I caught the bus into town and did a bit of shopping – essentials, not browsing – and then walked to my friend’s for a rather so-phis-tic-at-ed lunch with napkins, no less, and a healthy amount of random nattering. Then I returned home to await the return of the Smudgelet, taking advantage of beating him home to lie on the sofa for half an hour and snooze in the warmth and enjoy the gentle breeze that was softly pushing the voile curtain in the lounge back and forth alongside me. And as I lay there, half awake and half asleep, a random thought crossed my mind:

“I feel happy and contented”

Then I realised what I had thought. I feel happy and contented. Things are still not perfect.
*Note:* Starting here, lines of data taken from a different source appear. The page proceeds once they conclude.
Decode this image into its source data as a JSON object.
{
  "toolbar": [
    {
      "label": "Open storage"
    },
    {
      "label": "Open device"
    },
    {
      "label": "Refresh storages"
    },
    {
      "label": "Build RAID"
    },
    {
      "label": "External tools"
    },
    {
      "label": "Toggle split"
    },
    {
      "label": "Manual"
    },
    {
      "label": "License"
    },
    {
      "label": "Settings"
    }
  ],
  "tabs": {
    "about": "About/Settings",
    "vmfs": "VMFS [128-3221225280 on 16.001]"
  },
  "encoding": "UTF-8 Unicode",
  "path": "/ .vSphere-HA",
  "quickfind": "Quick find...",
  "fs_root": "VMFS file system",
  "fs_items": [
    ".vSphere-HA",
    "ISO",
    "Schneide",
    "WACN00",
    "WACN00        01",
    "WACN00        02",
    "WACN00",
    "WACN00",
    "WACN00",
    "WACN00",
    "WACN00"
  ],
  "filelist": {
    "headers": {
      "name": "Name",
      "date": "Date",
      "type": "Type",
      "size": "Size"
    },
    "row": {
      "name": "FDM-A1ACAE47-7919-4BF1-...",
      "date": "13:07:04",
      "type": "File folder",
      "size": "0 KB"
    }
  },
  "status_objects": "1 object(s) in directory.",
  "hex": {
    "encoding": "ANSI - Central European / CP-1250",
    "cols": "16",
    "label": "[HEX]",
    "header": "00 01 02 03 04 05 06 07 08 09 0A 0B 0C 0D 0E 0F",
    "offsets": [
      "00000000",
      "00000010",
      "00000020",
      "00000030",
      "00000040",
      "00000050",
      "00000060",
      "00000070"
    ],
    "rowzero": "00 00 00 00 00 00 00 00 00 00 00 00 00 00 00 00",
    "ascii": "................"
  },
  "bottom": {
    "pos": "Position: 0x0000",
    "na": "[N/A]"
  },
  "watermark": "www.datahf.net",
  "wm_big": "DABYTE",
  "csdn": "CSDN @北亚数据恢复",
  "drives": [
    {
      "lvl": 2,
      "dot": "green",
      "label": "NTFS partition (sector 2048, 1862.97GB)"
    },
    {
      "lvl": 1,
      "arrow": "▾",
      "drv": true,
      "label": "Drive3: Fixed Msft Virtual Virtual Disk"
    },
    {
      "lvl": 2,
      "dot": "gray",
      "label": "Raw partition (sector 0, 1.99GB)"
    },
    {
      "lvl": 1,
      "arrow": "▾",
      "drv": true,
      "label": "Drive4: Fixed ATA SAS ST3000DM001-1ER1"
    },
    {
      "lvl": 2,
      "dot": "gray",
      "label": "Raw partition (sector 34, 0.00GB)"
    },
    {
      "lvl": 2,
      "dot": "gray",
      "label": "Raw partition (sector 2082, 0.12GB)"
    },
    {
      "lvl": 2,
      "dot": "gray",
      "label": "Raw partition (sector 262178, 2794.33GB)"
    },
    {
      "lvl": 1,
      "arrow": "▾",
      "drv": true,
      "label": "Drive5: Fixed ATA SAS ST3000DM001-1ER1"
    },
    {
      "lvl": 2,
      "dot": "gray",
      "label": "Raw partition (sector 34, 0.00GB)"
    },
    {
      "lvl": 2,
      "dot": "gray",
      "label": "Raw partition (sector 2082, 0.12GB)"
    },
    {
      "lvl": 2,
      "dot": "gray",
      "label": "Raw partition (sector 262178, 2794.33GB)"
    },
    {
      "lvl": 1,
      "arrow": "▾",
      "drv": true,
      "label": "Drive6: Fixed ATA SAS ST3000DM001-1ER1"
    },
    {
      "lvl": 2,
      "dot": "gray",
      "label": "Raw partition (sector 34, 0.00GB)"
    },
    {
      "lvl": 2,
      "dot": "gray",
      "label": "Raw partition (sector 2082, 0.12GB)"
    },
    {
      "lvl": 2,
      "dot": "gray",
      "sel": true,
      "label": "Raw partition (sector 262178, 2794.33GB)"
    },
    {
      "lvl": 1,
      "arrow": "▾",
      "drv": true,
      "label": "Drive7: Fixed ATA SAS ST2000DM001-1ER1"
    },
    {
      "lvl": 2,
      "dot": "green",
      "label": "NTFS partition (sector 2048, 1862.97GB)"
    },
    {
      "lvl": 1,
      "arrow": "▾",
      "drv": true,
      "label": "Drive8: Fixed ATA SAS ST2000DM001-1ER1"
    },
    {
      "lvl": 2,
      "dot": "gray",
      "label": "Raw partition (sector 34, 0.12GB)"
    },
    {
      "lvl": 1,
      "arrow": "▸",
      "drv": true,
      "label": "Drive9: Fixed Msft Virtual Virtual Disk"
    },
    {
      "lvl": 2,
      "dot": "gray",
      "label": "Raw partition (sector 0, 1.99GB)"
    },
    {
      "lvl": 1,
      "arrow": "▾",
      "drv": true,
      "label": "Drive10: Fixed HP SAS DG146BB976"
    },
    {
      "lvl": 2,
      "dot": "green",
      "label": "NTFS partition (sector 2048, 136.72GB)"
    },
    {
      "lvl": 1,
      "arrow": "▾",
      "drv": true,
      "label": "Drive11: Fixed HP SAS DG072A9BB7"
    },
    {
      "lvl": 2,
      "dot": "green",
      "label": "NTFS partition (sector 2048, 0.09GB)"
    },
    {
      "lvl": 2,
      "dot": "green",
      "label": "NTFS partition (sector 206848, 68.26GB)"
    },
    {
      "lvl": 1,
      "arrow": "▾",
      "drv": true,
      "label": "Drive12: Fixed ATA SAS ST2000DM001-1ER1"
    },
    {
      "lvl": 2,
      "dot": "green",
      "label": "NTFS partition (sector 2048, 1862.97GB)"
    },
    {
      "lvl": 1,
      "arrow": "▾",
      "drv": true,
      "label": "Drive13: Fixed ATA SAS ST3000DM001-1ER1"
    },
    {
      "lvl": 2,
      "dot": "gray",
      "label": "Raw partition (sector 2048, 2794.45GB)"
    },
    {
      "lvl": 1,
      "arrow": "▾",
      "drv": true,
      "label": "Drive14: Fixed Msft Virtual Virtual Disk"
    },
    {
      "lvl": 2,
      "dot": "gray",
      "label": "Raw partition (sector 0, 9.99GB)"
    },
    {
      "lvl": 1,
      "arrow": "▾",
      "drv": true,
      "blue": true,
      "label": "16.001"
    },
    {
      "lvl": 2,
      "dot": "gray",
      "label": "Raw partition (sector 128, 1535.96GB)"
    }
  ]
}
My eldest son is still struggling with incarceration and there is a battle ahead between various people about the degree to which we should be pushing him to apply for parole at the earliest opportunity (Personally I think it’s a behaviour-management-ploy by the prison service to keep people as positive and cooperative as possible in the short term – a policy for which they can hardly be blamed but which may not be that helpful for the person in question). My brother is still fighting to get restitution for the dreadful way he has been treated by his employers. The bungalow is not yet let and I am paying out on two properties and, because I started work on 10th June, I don’t get paid at all until the end of July – and the council tax want 1/3 of my year’s payment up front – so money is really tight, my savings are almost all gone and I have a hefty loan from my brother to bail me out. And if I ever find my bed underneath all these boxes it will be a miracle. But I feel happy and contented.

God is good. My new home is lovely. I love my job. I missed OFSTED at school by two weeks. I have good friends and a lovely family. The Smudgelet has a social calendar that is beyond belief and appears settled and happy in his new school and new environment.

This is my life, and I am content with it.